Exercise input:
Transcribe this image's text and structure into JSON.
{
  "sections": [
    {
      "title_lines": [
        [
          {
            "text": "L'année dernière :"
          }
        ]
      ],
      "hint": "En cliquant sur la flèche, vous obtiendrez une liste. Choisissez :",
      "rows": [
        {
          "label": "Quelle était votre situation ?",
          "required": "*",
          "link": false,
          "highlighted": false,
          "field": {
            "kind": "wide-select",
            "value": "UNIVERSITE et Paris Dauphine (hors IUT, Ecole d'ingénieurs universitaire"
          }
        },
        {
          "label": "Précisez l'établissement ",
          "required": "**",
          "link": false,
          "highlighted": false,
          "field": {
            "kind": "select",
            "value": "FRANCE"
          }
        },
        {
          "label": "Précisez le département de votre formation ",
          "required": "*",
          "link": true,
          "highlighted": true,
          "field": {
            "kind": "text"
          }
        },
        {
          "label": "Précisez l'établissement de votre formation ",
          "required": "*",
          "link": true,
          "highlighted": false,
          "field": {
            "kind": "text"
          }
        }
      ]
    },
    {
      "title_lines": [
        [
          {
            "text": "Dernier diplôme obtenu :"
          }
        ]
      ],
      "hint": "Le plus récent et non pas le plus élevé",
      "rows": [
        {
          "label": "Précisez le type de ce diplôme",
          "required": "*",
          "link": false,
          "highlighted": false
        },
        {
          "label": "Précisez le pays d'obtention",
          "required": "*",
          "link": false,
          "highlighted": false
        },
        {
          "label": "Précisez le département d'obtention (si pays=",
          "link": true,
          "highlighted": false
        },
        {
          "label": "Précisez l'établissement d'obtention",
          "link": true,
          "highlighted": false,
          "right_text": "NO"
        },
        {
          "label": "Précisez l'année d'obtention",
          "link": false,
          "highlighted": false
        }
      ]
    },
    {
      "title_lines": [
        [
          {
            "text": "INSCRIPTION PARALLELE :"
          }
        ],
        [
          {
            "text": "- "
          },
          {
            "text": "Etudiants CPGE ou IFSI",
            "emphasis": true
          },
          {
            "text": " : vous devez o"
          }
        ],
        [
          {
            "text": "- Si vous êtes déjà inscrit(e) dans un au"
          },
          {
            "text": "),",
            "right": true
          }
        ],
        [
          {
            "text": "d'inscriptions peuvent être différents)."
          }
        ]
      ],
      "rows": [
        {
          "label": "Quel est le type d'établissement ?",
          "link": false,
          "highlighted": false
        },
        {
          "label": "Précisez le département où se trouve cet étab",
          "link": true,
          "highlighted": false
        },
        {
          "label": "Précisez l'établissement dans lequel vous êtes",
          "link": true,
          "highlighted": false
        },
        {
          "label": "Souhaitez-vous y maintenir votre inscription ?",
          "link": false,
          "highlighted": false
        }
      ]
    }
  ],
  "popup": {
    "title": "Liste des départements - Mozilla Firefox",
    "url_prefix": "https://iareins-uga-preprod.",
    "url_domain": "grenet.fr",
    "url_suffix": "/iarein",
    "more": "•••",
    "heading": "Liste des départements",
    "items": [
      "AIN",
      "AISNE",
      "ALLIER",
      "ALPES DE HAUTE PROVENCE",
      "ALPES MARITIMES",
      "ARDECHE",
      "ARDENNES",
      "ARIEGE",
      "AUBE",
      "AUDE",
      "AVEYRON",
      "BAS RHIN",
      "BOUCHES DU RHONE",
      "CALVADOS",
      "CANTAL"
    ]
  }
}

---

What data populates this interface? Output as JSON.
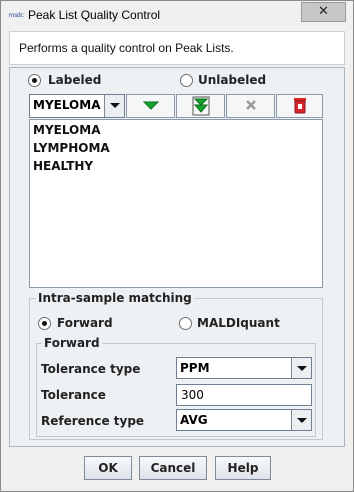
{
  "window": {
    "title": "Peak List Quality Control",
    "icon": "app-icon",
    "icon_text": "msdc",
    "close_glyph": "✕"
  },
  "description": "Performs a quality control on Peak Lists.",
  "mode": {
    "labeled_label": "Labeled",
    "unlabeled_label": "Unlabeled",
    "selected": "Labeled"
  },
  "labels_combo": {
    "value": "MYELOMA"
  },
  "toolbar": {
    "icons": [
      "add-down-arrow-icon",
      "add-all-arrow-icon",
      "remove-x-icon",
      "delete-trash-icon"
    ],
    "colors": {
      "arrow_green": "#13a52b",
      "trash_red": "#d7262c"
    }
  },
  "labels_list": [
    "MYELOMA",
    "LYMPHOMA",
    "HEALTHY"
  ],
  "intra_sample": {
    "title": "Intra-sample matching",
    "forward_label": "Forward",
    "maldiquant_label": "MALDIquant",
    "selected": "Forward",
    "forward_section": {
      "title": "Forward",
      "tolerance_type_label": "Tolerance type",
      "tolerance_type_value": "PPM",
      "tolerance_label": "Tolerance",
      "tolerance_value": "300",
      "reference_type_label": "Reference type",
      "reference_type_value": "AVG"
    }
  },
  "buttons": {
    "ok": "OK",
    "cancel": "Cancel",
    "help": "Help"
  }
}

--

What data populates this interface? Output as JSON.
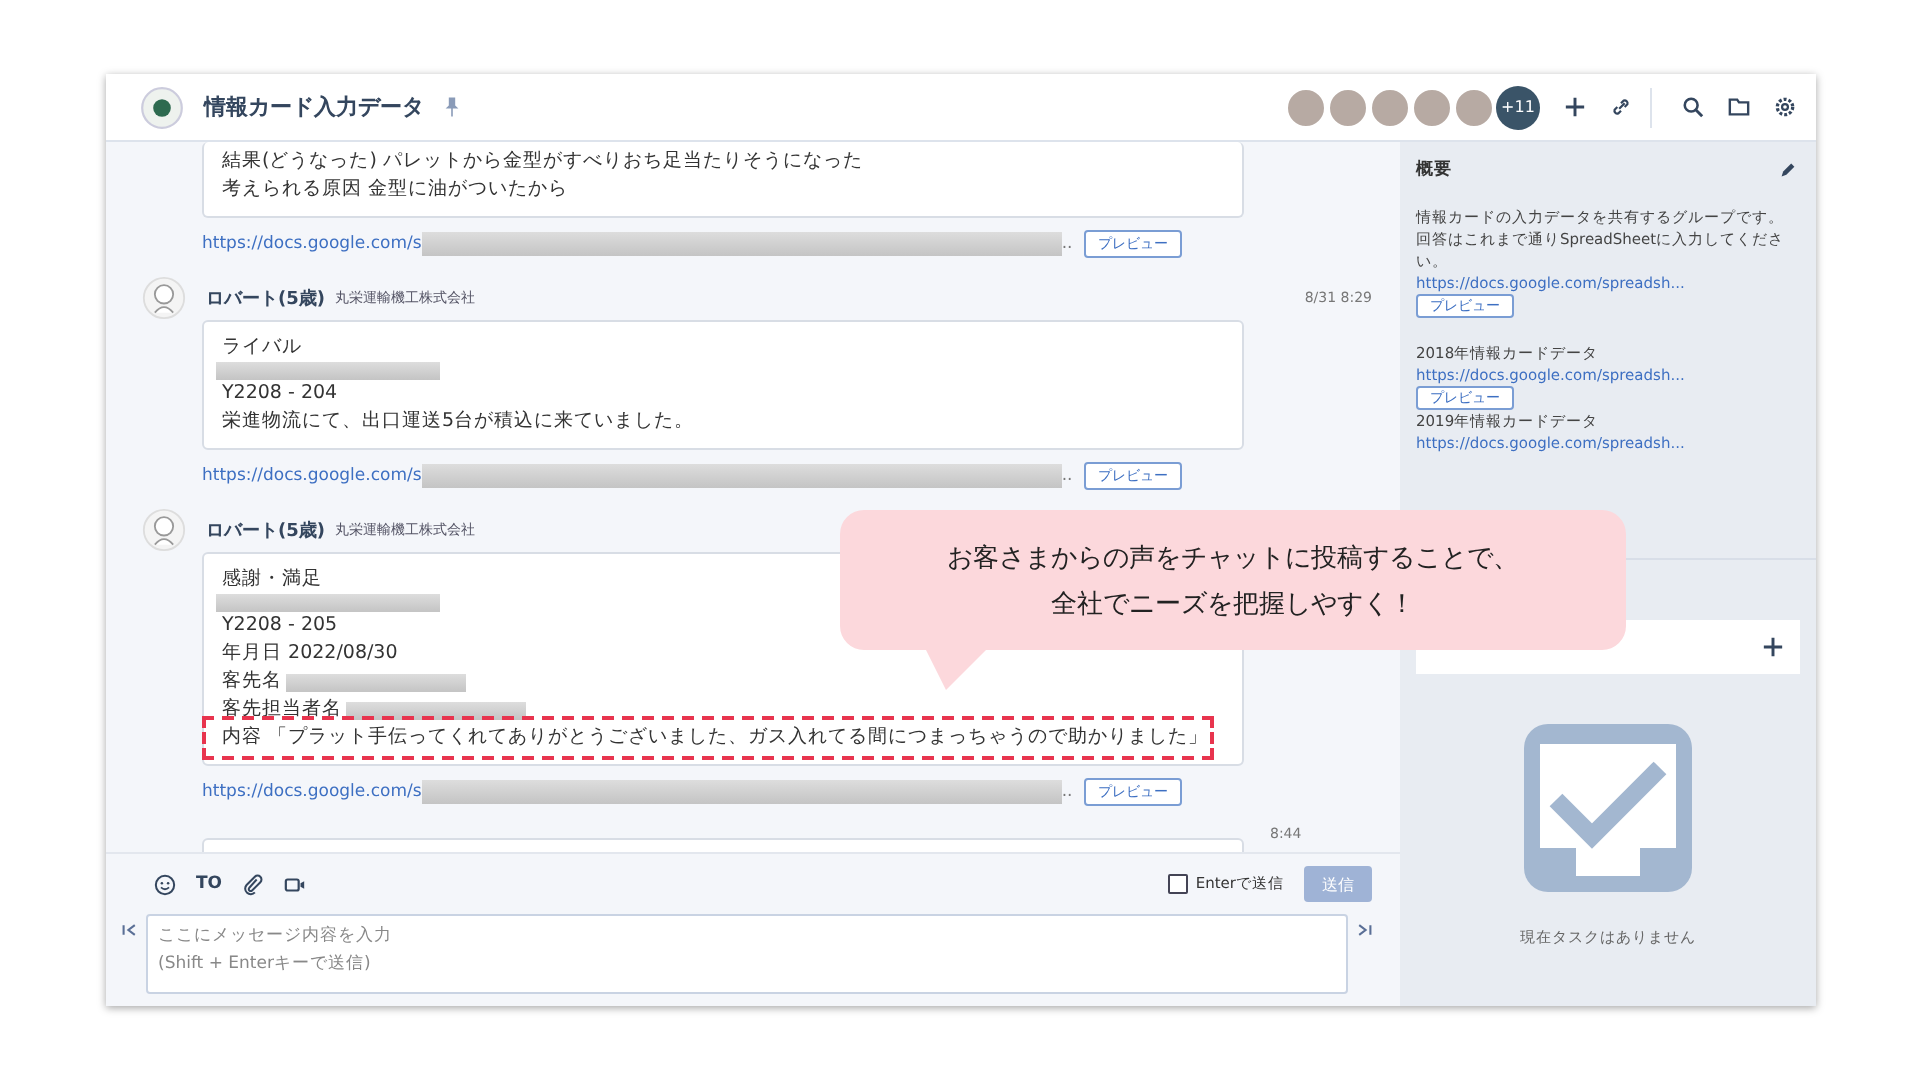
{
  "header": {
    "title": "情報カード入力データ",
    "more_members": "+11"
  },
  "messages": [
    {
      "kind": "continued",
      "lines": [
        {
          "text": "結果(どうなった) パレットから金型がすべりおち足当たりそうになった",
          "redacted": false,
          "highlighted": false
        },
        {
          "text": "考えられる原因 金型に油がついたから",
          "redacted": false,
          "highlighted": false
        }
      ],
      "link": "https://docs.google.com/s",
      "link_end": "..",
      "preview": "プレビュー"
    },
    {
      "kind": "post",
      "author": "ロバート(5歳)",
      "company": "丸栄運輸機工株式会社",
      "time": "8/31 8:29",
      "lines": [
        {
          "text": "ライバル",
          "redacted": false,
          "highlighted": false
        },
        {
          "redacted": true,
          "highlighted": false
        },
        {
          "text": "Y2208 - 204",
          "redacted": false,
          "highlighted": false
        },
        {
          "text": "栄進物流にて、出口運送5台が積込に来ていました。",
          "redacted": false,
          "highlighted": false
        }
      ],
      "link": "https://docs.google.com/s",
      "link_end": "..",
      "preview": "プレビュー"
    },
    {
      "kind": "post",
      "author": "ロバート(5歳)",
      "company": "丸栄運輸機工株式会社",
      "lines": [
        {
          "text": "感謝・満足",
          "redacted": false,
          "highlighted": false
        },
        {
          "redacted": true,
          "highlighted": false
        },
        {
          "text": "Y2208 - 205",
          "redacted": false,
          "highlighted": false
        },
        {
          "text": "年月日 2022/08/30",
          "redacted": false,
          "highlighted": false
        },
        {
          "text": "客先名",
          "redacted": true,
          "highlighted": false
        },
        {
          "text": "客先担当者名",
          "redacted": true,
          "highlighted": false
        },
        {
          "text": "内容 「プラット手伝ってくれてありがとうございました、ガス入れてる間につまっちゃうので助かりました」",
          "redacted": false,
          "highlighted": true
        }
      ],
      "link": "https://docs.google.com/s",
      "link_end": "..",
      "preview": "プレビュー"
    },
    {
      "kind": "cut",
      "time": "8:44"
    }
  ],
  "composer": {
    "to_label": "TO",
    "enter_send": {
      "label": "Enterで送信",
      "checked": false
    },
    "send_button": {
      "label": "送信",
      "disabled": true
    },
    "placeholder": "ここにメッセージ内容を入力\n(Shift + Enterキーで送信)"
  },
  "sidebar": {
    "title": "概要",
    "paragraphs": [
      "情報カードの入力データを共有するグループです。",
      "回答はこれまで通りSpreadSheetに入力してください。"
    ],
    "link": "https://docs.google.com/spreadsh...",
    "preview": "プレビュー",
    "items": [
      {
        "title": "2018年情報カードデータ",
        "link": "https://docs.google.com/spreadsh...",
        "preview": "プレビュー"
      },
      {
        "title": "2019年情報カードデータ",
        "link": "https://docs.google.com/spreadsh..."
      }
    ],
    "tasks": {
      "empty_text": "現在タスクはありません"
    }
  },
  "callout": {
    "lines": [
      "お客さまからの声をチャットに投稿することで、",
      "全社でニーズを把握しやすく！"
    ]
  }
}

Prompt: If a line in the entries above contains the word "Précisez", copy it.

Exercise output:
          "label": "Précisez l'établissement ",
          "label": "Précisez le département de votre formation ",
          "label": "Précisez l'établissement de votre formation ",
          "label": "Précisez le type de ce diplôme",
          "label": "Précisez le pays d'obtention",
          "label": "Précisez le département d'obtention (si pays=",
          "label": "Précisez l'établissement d'obtention",
          "label": "Précisez l'année d'obtention",
          "label": "Précisez le département où se trouve cet étab",
          "label": "Précisez l'établissement dans lequel vous êtes",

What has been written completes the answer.